# [HOW TO COMPLETE THIS TASK]
The required output is all lines below that contain the word "JSON".

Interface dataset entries
★ ★ ★ ★ ★

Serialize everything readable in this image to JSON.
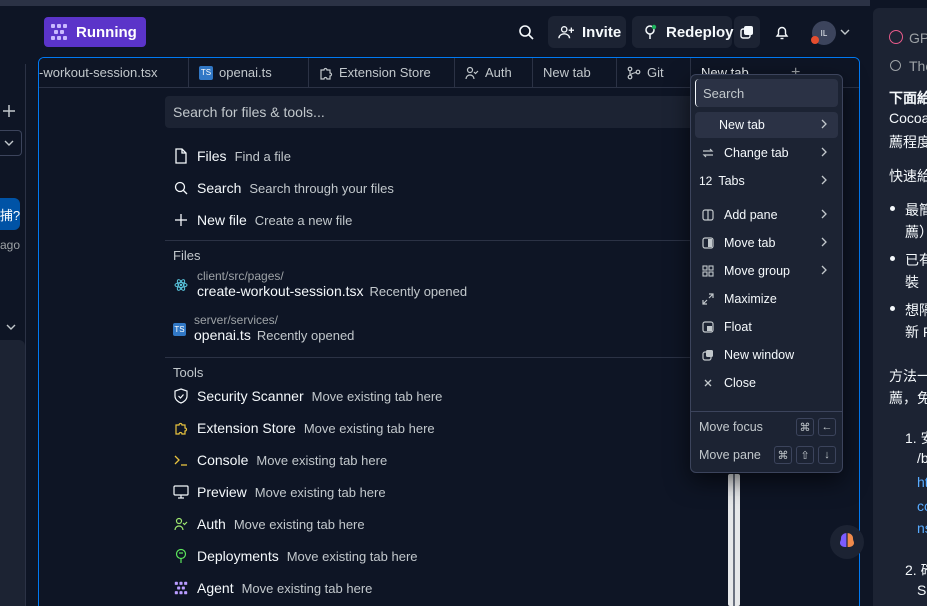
{
  "topbar": {
    "status_label": "Running",
    "invite_label": "Invite",
    "redeploy_label": "Redeploy",
    "avatar_initials": "IL"
  },
  "leftcol": {
    "pill_text": "捕?",
    "ago_text": "ago"
  },
  "tabs": [
    {
      "label": "-workout-session.tsx",
      "icon": "react-icon"
    },
    {
      "label": "openai.ts",
      "icon": "typescript-icon"
    },
    {
      "label": "Extension Store",
      "icon": "puzzle-icon"
    },
    {
      "label": "Auth",
      "icon": "user-check-icon"
    },
    {
      "label": "New tab",
      "icon": ""
    },
    {
      "label": "Git",
      "icon": "git-icon"
    },
    {
      "label": "New tab",
      "icon": ""
    }
  ],
  "tab_add_label": "+",
  "launcher": {
    "search_placeholder": "Search for files & tools...",
    "actions": [
      {
        "label": "Files",
        "sub": "Find a file",
        "icon": "file-icon"
      },
      {
        "label": "Search",
        "sub": "Search through your files",
        "icon": "search-icon"
      },
      {
        "label": "New file",
        "sub": "Create a new file",
        "icon": "plus-icon"
      }
    ],
    "files_title": "Files",
    "files": [
      {
        "path": "client/src/pages/",
        "name": "create-workout-session.tsx",
        "note": "Recently opened",
        "icon": "react-icon"
      },
      {
        "path": "server/services/",
        "name": "openai.ts",
        "note": "Recently opened",
        "icon": "typescript-icon"
      }
    ],
    "tools_title": "Tools",
    "tools": [
      {
        "label": "Security Scanner",
        "sub": "Move existing tab here",
        "icon": "shield-icon"
      },
      {
        "label": "Extension Store",
        "sub": "Move existing tab here",
        "icon": "puzzle-icon"
      },
      {
        "label": "Console",
        "sub": "Move existing tab here",
        "icon": "terminal-icon"
      },
      {
        "label": "Preview",
        "sub": "Move existing tab here",
        "icon": "monitor-icon"
      },
      {
        "label": "Auth",
        "sub": "Move existing tab here",
        "icon": "user-check-icon"
      },
      {
        "label": "Deployments",
        "sub": "Move existing tab here",
        "icon": "deploy-icon"
      },
      {
        "label": "Agent",
        "sub": "Move existing tab here",
        "icon": "agent-icon"
      }
    ]
  },
  "menu": {
    "search_placeholder": "Search",
    "items": [
      {
        "label": "New tab",
        "icon": "",
        "submenu": true
      },
      {
        "label": "Change tab",
        "icon": "swap-icon",
        "submenu": true
      },
      {
        "label": "Tabs",
        "icon": "",
        "badge": "12",
        "submenu": true
      },
      {
        "label": "Add pane",
        "icon": "split-icon",
        "submenu": true
      },
      {
        "label": "Move tab",
        "icon": "move-tab-icon",
        "submenu": true
      },
      {
        "label": "Move group",
        "icon": "grid-icon",
        "submenu": true
      },
      {
        "label": "Maximize",
        "icon": "maximize-icon",
        "submenu": false
      },
      {
        "label": "Float",
        "icon": "float-icon",
        "submenu": false
      },
      {
        "label": "New window",
        "icon": "new-window-icon",
        "submenu": false
      },
      {
        "label": "Close",
        "icon": "close-icon",
        "submenu": false
      }
    ],
    "move_focus_label": "Move focus",
    "move_pane_label": "Move pane",
    "keys": {
      "cmd": "⌘",
      "left": "←",
      "shift": "⇧",
      "down": "↓"
    }
  },
  "rightpanel": {
    "lines": [
      {
        "text": "GPT",
        "style": "muted"
      },
      {
        "text": "The",
        "style": "muted"
      },
      {
        "text": "下面給",
        "style": "bold"
      },
      {
        "text": "Cocoa",
        "style": ""
      },
      {
        "text": "薦程度",
        "style": ""
      },
      {
        "text": "快速給",
        "style": ""
      },
      {
        "text": "最簡",
        "style": ""
      },
      {
        "text": "薦）",
        "style": ""
      },
      {
        "text": "已有",
        "style": ""
      },
      {
        "text": "裝",
        "style": ""
      },
      {
        "text": "想隔",
        "style": ""
      },
      {
        "text": "新 P",
        "style": ""
      },
      {
        "text": "方法一",
        "style": ""
      },
      {
        "text": "薦，免",
        "style": ""
      },
      {
        "text": "1. 安",
        "style": ""
      },
      {
        "text": "/b",
        "style": ""
      },
      {
        "text": "ht",
        "style": "link"
      },
      {
        "text": "cc",
        "style": "link"
      },
      {
        "text": "ns",
        "style": "link"
      },
      {
        "text": "2. 確",
        "style": ""
      },
      {
        "text": "Si",
        "style": ""
      }
    ]
  }
}
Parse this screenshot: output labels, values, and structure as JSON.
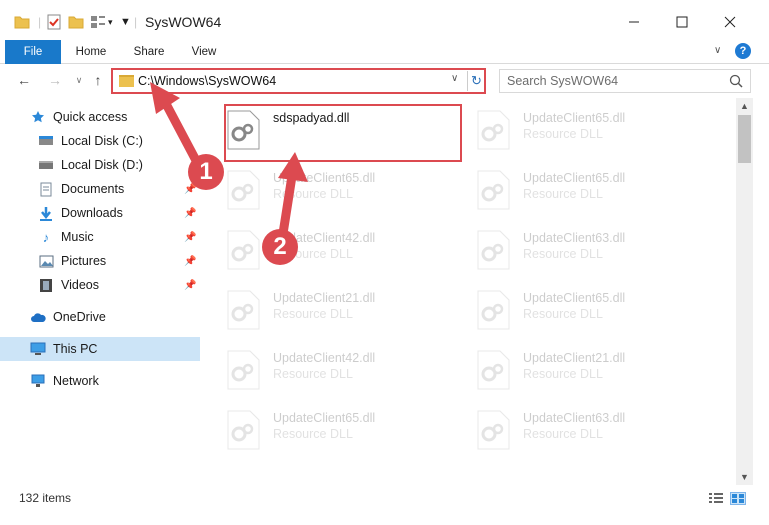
{
  "window": {
    "title": "SysWOW64",
    "controls": [
      "minimize",
      "maximize",
      "close"
    ]
  },
  "ribbon": {
    "tabs": [
      "File",
      "Home",
      "Share",
      "View"
    ],
    "help_icon": "?"
  },
  "navigation": {
    "address_path": "C:\\Windows\\SysWOW64",
    "search_placeholder": "Search SysWOW64"
  },
  "sidebar": {
    "items": [
      {
        "label": "Quick access",
        "icon": "star-icon"
      },
      {
        "label": "Local Disk (C:)",
        "icon": "drive-icon"
      },
      {
        "label": "Local Disk (D:)",
        "icon": "drive-icon"
      },
      {
        "label": "Documents",
        "icon": "documents-icon",
        "pinned": true
      },
      {
        "label": "Downloads",
        "icon": "download-icon",
        "pinned": true
      },
      {
        "label": "Music",
        "icon": "music-icon",
        "pinned": true
      },
      {
        "label": "Pictures",
        "icon": "pictures-icon",
        "pinned": true
      },
      {
        "label": "Videos",
        "icon": "videos-icon",
        "pinned": true
      },
      {
        "label": "OneDrive",
        "icon": "cloud-icon"
      },
      {
        "label": "This PC",
        "icon": "computer-icon",
        "selected": true
      },
      {
        "label": "Network",
        "icon": "network-icon"
      }
    ]
  },
  "files": [
    {
      "name": "sdspadyad.dll",
      "type": "",
      "highlighted": true
    },
    {
      "name": "UpdateClient65.dll",
      "type": "Resource DLL"
    },
    {
      "name": "UpdateClient65.dll",
      "type": "Resource DLL"
    },
    {
      "name": "UpdateClient65.dll",
      "type": "Resource DLL"
    },
    {
      "name": "UpdateClient42.dll",
      "type": "Resource DLL"
    },
    {
      "name": "UpdateClient63.dll",
      "type": "Resource DLL"
    },
    {
      "name": "UpdateClient21.dll",
      "type": "Resource DLL"
    },
    {
      "name": "UpdateClient65.dll",
      "type": "Resource DLL"
    },
    {
      "name": "UpdateClient42.dll",
      "type": "Resource DLL"
    },
    {
      "name": "UpdateClient21.dll",
      "type": "Resource DLL"
    },
    {
      "name": "UpdateClient65.dll",
      "type": "Resource DLL"
    },
    {
      "name": "UpdateClient63.dll",
      "type": "Resource DLL"
    }
  ],
  "status": {
    "item_count": "132 items"
  },
  "annotations": {
    "step1": "1",
    "step2": "2",
    "accent_color": "#dc4a50"
  }
}
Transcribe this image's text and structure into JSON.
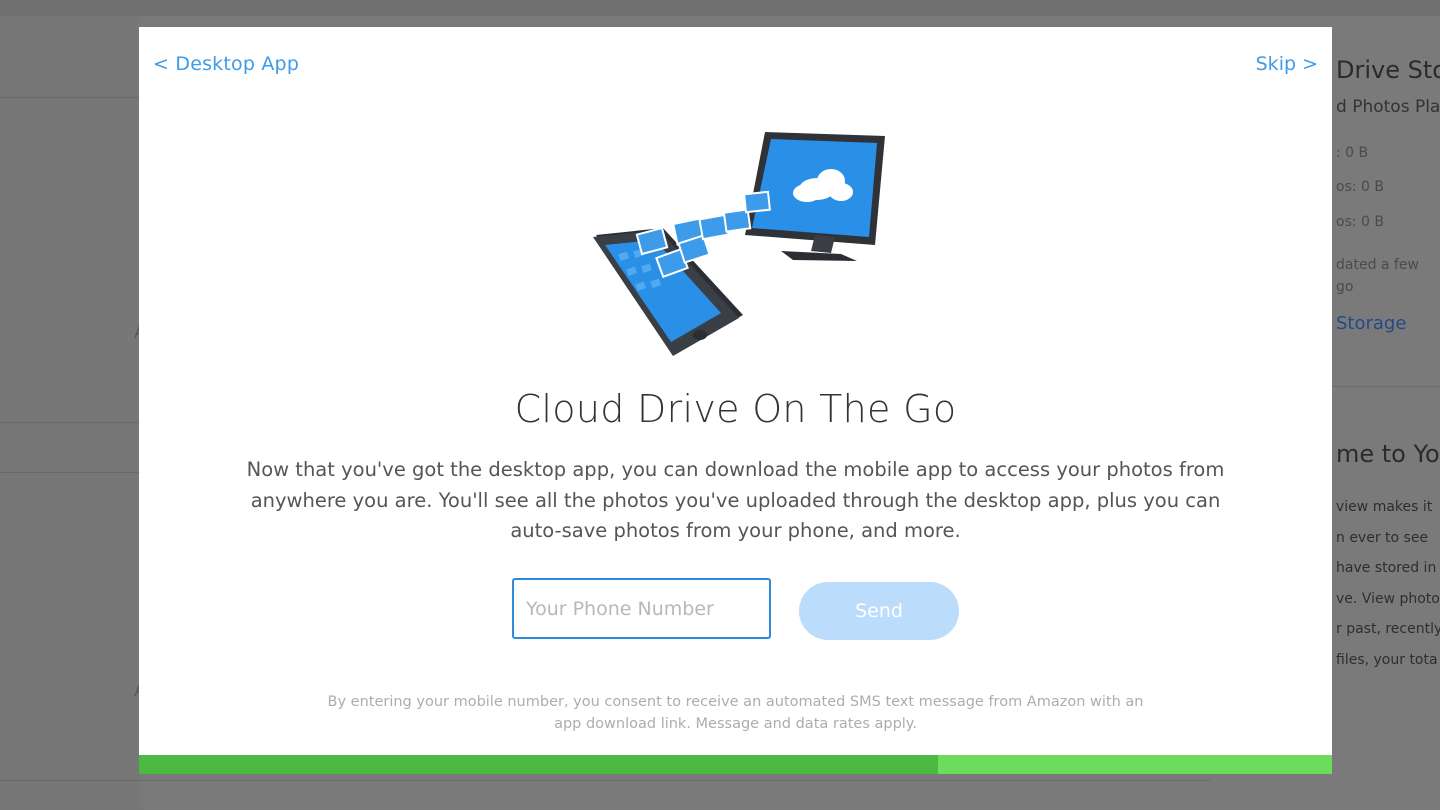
{
  "background": {
    "right_panel": {
      "title": "Drive Sto",
      "subtitle": "d Photos Pla",
      "stat_1": ": 0 B",
      "stat_2": "os: 0 B",
      "stat_3": "os: 0 B",
      "updated_line_1": "dated a few",
      "updated_line_2": "go",
      "storage_link": "Storage",
      "welcome_heading": "me to Yo",
      "body_lines": [
        "view makes it",
        "n ever to see",
        "have stored in",
        "ve. View photo",
        "r past, recently",
        "files, your tota"
      ]
    },
    "left_letters": [
      "A",
      "A"
    ]
  },
  "modal": {
    "back_label": "< Desktop App",
    "skip_label": "Skip >",
    "headline": "Cloud Drive On The Go",
    "description": "Now that you've got the desktop app, you can download the mobile app to access your photos from anywhere you are. You'll see all the photos you've uploaded through the desktop app, plus you can auto-save photos from your phone, and more.",
    "phone_input": {
      "placeholder": "Your Phone Number",
      "value": ""
    },
    "send_label": "Send",
    "disclaimer": "By entering your mobile number, you consent to receive an automated SMS text message from Amazon with an app download link. Message and data rates apply.",
    "progress_fraction": 0.67
  },
  "colors": {
    "link_blue": "#3d9be9",
    "input_border": "#2f8ad8",
    "send_button_disabled": "#bcdcfb",
    "progress_filled": "#4cb943",
    "progress_remaining": "#6bdc5c"
  }
}
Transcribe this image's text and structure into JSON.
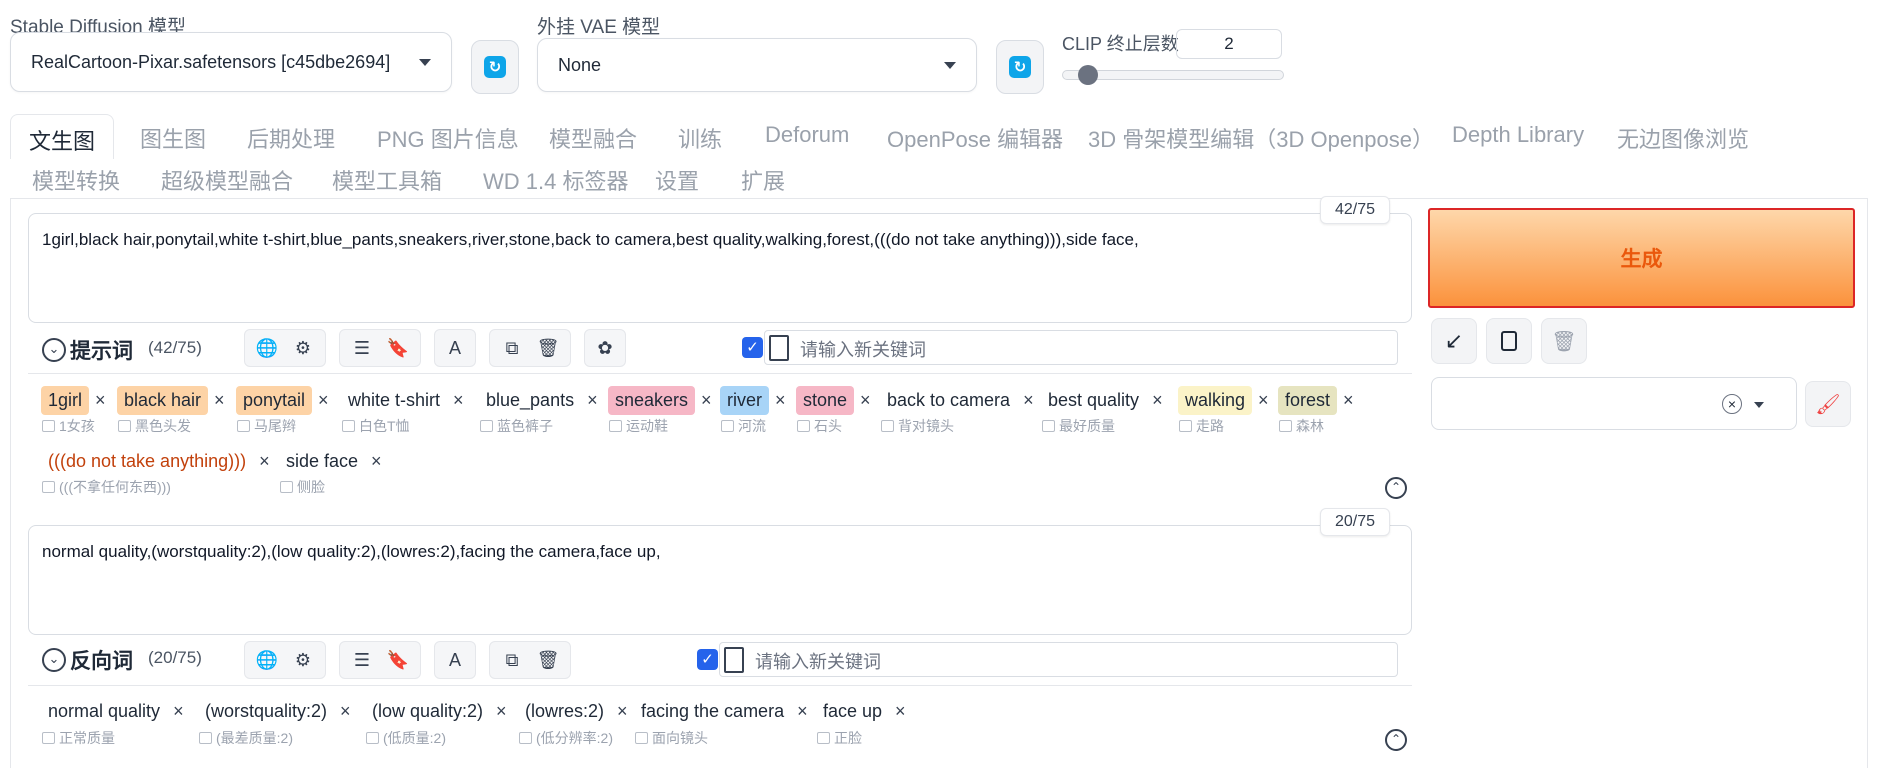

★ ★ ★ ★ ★

# [RESULT OF THIS EXERCISE]
Serialize everything readable in this image to JSON.
Parse this screenshot: output labels, values, and structure as JSON.
Transcribe this image's text and structure into JSON.
Transcribe this image's text and structure into JSON.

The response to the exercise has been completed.